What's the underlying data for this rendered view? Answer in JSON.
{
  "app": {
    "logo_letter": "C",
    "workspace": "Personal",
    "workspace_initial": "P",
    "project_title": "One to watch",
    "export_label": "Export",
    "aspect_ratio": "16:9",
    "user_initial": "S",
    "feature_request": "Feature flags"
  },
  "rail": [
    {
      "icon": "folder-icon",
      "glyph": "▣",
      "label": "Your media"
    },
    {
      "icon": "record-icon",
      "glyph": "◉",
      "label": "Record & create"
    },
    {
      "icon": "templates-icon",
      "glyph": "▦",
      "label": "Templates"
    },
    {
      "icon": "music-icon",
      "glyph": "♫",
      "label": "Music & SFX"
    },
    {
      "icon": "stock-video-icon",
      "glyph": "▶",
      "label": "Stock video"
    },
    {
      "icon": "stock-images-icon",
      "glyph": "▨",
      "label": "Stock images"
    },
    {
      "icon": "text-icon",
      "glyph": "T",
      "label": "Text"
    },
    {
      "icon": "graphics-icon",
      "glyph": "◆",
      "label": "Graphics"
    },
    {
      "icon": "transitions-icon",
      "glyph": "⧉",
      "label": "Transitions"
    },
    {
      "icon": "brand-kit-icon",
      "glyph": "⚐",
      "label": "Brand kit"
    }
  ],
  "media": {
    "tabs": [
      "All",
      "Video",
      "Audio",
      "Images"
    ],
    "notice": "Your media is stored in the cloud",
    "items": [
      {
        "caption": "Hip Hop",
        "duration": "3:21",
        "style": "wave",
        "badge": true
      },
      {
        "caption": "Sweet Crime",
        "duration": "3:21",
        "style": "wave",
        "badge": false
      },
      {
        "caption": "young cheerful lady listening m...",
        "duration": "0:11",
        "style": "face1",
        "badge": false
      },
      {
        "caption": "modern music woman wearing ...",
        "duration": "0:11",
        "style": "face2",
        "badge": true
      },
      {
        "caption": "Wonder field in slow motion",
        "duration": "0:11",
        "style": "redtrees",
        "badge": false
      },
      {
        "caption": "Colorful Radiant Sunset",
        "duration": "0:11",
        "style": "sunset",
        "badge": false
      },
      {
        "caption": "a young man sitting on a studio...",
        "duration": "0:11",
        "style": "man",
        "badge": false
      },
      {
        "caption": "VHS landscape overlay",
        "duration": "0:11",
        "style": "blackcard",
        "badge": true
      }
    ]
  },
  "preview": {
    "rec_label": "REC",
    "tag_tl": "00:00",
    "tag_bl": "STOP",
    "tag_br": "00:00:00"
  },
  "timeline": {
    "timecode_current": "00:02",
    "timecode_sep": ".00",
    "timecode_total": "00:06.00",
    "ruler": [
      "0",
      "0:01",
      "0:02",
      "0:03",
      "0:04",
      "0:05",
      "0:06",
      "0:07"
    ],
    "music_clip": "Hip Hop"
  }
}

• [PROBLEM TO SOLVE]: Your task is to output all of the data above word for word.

• [ANSWER SPACE]:
What's the underlying data for this rendered view? Answer in JSON.
{
  "app": {
    "logo_letter": "C",
    "workspace": "Personal",
    "workspace_initial": "P",
    "project_title": "One to watch",
    "export_label": "Export",
    "aspect_ratio": "16:9",
    "user_initial": "S",
    "feature_request": "Feature flags"
  },
  "rail": [
    {
      "icon": "folder-icon",
      "glyph": "▣",
      "label": "Your media"
    },
    {
      "icon": "record-icon",
      "glyph": "◉",
      "label": "Record & create"
    },
    {
      "icon": "templates-icon",
      "glyph": "▦",
      "label": "Templates"
    },
    {
      "icon": "music-icon",
      "glyph": "♫",
      "label": "Music & SFX"
    },
    {
      "icon": "stock-video-icon",
      "glyph": "▶",
      "label": "Stock video"
    },
    {
      "icon": "stock-images-icon",
      "glyph": "▨",
      "label": "Stock images"
    },
    {
      "icon": "text-icon",
      "glyph": "T",
      "label": "Text"
    },
    {
      "icon": "graphics-icon",
      "glyph": "◆",
      "label": "Graphics"
    },
    {
      "icon": "transitions-icon",
      "glyph": "⧉",
      "label": "Transitions"
    },
    {
      "icon": "brand-kit-icon",
      "glyph": "⚐",
      "label": "Brand kit"
    }
  ],
  "media": {
    "tabs": [
      "All",
      "Video",
      "Audio",
      "Images"
    ],
    "notice": "Your media is stored in the cloud",
    "items": [
      {
        "caption": "Hip Hop",
        "duration": "3:21",
        "style": "wave",
        "badge": true
      },
      {
        "caption": "Sweet Crime",
        "duration": "3:21",
        "style": "wave",
        "badge": false
      },
      {
        "caption": "young cheerful lady listening m...",
        "duration": "0:11",
        "style": "face1",
        "badge": false
      },
      {
        "caption": "modern music woman wearing ...",
        "duration": "0:11",
        "style": "face2",
        "badge": true
      },
      {
        "caption": "Wonder field in slow motion",
        "duration": "0:11",
        "style": "redtrees",
        "badge": false
      },
      {
        "caption": "Colorful Radiant Sunset",
        "duration": "0:11",
        "style": "sunset",
        "badge": false
      },
      {
        "caption": "a young man sitting on a studio...",
        "duration": "0:11",
        "style": "man",
        "badge": false
      },
      {
        "caption": "VHS landscape overlay",
        "duration": "0:11",
        "style": "blackcard",
        "badge": true
      }
    ]
  },
  "preview": {
    "rec_label": "REC",
    "tag_tl": "00:00",
    "tag_bl": "STOP",
    "tag_br": "00:00:00"
  },
  "timeline": {
    "timecode_current": "00:02",
    "timecode_sep": ".00",
    "timecode_total": "00:06.00",
    "ruler": [
      "0",
      "0:01",
      "0:02",
      "0:03",
      "0:04",
      "0:05",
      "0:06",
      "0:07"
    ],
    "music_clip": "Hip Hop"
  }
}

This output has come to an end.